Below are some records; retype all of them exactly.

- [Provided records]:
______________________________

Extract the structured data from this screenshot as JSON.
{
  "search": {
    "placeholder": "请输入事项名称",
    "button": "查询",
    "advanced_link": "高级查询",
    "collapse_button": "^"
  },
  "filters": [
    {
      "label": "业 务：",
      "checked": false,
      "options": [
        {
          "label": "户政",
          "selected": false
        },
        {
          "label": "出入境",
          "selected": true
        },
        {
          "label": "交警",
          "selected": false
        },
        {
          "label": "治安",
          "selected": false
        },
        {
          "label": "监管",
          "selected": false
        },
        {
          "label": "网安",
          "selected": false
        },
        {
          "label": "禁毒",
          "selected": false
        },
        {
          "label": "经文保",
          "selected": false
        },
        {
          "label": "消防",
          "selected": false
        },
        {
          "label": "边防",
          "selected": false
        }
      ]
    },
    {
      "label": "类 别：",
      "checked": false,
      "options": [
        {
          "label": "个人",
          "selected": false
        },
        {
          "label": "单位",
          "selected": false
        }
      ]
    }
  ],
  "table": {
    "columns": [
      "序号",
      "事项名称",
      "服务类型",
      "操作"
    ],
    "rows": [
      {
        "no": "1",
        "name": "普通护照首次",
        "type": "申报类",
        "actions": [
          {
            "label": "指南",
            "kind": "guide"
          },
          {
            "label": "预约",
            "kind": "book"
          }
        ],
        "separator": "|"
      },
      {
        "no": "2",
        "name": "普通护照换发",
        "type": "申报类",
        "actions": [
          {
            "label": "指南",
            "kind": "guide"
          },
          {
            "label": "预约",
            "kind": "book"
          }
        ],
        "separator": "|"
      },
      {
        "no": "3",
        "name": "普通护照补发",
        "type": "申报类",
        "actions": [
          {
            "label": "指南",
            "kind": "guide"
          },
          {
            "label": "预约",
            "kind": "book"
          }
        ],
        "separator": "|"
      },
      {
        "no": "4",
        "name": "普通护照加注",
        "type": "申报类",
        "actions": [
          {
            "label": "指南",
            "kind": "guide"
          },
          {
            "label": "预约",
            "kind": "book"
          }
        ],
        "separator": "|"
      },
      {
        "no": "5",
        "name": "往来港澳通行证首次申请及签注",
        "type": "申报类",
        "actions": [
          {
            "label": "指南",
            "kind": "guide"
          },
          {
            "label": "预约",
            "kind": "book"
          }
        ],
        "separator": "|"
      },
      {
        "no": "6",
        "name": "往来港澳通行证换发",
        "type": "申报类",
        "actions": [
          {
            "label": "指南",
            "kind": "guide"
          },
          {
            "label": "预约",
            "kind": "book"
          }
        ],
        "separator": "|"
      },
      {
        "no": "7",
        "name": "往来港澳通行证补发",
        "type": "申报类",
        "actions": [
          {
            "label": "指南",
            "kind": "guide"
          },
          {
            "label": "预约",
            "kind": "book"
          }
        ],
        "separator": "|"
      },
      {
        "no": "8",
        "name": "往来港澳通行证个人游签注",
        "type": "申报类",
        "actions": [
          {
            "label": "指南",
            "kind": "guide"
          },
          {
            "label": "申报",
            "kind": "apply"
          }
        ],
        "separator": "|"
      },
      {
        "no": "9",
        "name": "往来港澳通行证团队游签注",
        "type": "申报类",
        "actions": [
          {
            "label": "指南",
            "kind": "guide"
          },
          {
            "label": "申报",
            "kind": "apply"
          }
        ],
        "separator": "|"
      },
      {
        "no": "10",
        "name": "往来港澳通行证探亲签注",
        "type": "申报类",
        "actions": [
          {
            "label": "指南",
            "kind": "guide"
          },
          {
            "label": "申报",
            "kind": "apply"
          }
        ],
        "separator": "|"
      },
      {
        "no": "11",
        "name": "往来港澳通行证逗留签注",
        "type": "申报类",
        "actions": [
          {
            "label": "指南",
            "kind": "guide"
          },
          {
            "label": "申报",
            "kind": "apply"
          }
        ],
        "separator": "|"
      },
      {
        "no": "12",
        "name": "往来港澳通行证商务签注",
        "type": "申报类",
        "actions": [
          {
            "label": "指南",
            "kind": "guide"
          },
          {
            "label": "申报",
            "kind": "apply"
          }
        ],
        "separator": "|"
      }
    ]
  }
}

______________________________

- [Output for this task]:
Extract the structured data from this screenshot as JSON.
{
  "search": {
    "placeholder": "请输入事项名称",
    "button": "查询",
    "advanced_link": "高级查询",
    "collapse_button": "^"
  },
  "filters": [
    {
      "label": "业 务：",
      "checked": false,
      "options": [
        {
          "label": "户政",
          "selected": false
        },
        {
          "label": "出入境",
          "selected": true
        },
        {
          "label": "交警",
          "selected": false
        },
        {
          "label": "治安",
          "selected": false
        },
        {
          "label": "监管",
          "selected": false
        },
        {
          "label": "网安",
          "selected": false
        },
        {
          "label": "禁毒",
          "selected": false
        },
        {
          "label": "经文保",
          "selected": false
        },
        {
          "label": "消防",
          "selected": false
        },
        {
          "label": "边防",
          "selected": false
        }
      ]
    },
    {
      "label": "类 别：",
      "checked": false,
      "options": [
        {
          "label": "个人",
          "selected": false
        },
        {
          "label": "单位",
          "selected": false
        }
      ]
    }
  ],
  "table": {
    "columns": [
      "序号",
      "事项名称",
      "服务类型",
      "操作"
    ],
    "rows": [
      {
        "no": "1",
        "name": "普通护照首次",
        "type": "申报类",
        "actions": [
          {
            "label": "指南",
            "kind": "guide"
          },
          {
            "label": "预约",
            "kind": "book"
          }
        ],
        "separator": "|"
      },
      {
        "no": "2",
        "name": "普通护照换发",
        "type": "申报类",
        "actions": [
          {
            "label": "指南",
            "kind": "guide"
          },
          {
            "label": "预约",
            "kind": "book"
          }
        ],
        "separator": "|"
      },
      {
        "no": "3",
        "name": "普通护照补发",
        "type": "申报类",
        "actions": [
          {
            "label": "指南",
            "kind": "guide"
          },
          {
            "label": "预约",
            "kind": "book"
          }
        ],
        "separator": "|"
      },
      {
        "no": "4",
        "name": "普通护照加注",
        "type": "申报类",
        "actions": [
          {
            "label": "指南",
            "kind": "guide"
          },
          {
            "label": "预约",
            "kind": "book"
          }
        ],
        "separator": "|"
      },
      {
        "no": "5",
        "name": "往来港澳通行证首次申请及签注",
        "type": "申报类",
        "actions": [
          {
            "label": "指南",
            "kind": "guide"
          },
          {
            "label": "预约",
            "kind": "book"
          }
        ],
        "separator": "|"
      },
      {
        "no": "6",
        "name": "往来港澳通行证换发",
        "type": "申报类",
        "actions": [
          {
            "label": "指南",
            "kind": "guide"
          },
          {
            "label": "预约",
            "kind": "book"
          }
        ],
        "separator": "|"
      },
      {
        "no": "7",
        "name": "往来港澳通行证补发",
        "type": "申报类",
        "actions": [
          {
            "label": "指南",
            "kind": "guide"
          },
          {
            "label": "预约",
            "kind": "book"
          }
        ],
        "separator": "|"
      },
      {
        "no": "8",
        "name": "往来港澳通行证个人游签注",
        "type": "申报类",
        "actions": [
          {
            "label": "指南",
            "kind": "guide"
          },
          {
            "label": "申报",
            "kind": "apply"
          }
        ],
        "separator": "|"
      },
      {
        "no": "9",
        "name": "往来港澳通行证团队游签注",
        "type": "申报类",
        "actions": [
          {
            "label": "指南",
            "kind": "guide"
          },
          {
            "label": "申报",
            "kind": "apply"
          }
        ],
        "separator": "|"
      },
      {
        "no": "10",
        "name": "往来港澳通行证探亲签注",
        "type": "申报类",
        "actions": [
          {
            "label": "指南",
            "kind": "guide"
          },
          {
            "label": "申报",
            "kind": "apply"
          }
        ],
        "separator": "|"
      },
      {
        "no": "11",
        "name": "往来港澳通行证逗留签注",
        "type": "申报类",
        "actions": [
          {
            "label": "指南",
            "kind": "guide"
          },
          {
            "label": "申报",
            "kind": "apply"
          }
        ],
        "separator": "|"
      },
      {
        "no": "12",
        "name": "往来港澳通行证商务签注",
        "type": "申报类",
        "actions": [
          {
            "label": "指南",
            "kind": "guide"
          },
          {
            "label": "申报",
            "kind": "apply"
          }
        ],
        "separator": "|"
      }
    ]
  }
}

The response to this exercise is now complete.